CC Madhya 9.64

mahāprabhu cali’ āilā tripati-trimalle
catur-bhuja mūrti dekhi’ vyeṅkaṭādrye cale
Word for word: 
mahāprabhu — Lord Śrī Caitanya Mahāprabhu; cali’ āilā — arrived by walking; tripati-trimalle — at the holy places named Tirupati and Tirumala; catur-bhuja — four-handed; mūrti — Deity; dekhi’ — seeing; vyeṅkaṭa-adrye — to the holy place Veṅkaṭa Hill; cale — began to proceed.
Translation: 
Śrī Caitanya Mahāprabhu next arrived at Tirupati and Tirumala, where He saw a four-handed Deity. Then He proceeded toward Veṅkaṭa Hill.
Purport: 

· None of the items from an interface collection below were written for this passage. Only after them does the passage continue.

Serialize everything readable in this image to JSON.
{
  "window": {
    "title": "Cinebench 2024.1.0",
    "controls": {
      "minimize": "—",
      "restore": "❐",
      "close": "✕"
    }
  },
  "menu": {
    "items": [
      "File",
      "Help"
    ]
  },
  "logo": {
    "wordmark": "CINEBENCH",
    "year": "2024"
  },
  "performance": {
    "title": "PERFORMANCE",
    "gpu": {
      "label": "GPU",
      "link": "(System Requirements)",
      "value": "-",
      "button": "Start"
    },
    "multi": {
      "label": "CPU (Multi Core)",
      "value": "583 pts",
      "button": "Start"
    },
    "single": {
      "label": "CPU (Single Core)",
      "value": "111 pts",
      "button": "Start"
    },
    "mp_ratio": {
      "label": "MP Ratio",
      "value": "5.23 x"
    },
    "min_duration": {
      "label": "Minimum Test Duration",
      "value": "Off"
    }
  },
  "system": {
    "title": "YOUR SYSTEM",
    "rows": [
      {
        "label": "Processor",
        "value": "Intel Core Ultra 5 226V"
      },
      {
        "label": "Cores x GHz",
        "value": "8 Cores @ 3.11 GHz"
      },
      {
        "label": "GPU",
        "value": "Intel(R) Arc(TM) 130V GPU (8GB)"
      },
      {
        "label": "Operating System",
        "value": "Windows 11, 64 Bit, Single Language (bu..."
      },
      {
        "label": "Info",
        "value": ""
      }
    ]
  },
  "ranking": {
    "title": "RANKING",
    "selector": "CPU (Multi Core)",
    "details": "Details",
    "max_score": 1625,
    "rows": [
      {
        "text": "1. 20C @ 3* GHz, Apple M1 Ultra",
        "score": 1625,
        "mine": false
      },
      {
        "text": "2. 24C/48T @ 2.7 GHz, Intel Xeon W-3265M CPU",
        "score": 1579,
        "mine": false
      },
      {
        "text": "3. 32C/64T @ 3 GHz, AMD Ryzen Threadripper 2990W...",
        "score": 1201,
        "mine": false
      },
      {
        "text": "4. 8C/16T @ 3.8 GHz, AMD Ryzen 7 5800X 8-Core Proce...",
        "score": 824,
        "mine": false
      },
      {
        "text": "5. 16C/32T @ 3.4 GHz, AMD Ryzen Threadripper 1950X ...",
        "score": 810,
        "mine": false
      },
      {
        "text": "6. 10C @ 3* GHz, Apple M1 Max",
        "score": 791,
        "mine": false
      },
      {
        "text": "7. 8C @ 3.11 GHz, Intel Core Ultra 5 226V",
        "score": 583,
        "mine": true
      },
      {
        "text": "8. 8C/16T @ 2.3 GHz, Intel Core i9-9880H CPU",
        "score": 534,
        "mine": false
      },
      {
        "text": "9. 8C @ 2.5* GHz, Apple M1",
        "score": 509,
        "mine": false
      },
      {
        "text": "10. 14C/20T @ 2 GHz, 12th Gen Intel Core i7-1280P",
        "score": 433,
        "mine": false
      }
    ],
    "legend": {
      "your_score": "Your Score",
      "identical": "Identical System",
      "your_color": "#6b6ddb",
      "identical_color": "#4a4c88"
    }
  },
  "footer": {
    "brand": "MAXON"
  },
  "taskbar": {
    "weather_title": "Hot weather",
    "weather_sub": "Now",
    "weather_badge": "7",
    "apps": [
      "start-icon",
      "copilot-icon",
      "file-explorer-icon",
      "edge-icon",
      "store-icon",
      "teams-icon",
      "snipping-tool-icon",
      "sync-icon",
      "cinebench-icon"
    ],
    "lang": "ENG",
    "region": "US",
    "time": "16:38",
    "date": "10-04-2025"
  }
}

Śrīla Bhaktisiddhānta Sarasvatī Ṭhākura has actually described the chronological order of Lord Caitanya Mahāprabhu’s visit. The Tirupati temple is sometimes called Tirupaṭura. It is situated on the northern side of Arcot in the district of Candragiri. It is a famous holy place of pilgrimage. In pursuance of His name, Veṅkaṭeśvara, the four-handed Lord Viṣṇu, the Deity of Bālājī, with His potencies named Śrī and Bhū, is located on Veṅkaṭa Hill, about eight miles from Tirupati. This Veṅkaṭeśvara Deity is in the form of Lord Viṣṇu, and the place where He is situated is known as Veṅkaṭa-kṣetra. There are many temples in southern India, but this Bālājī temple is especially opulent. A great fair is held there in the month of Āśvina (September-October). There is a railway station called Tirupati on the Southern Railway. Nimna-tirupati is located in the valley of Veṅkaṭa Hill. There are several temples there also, among which are those of Govindarāja and Lord Rāmacandra.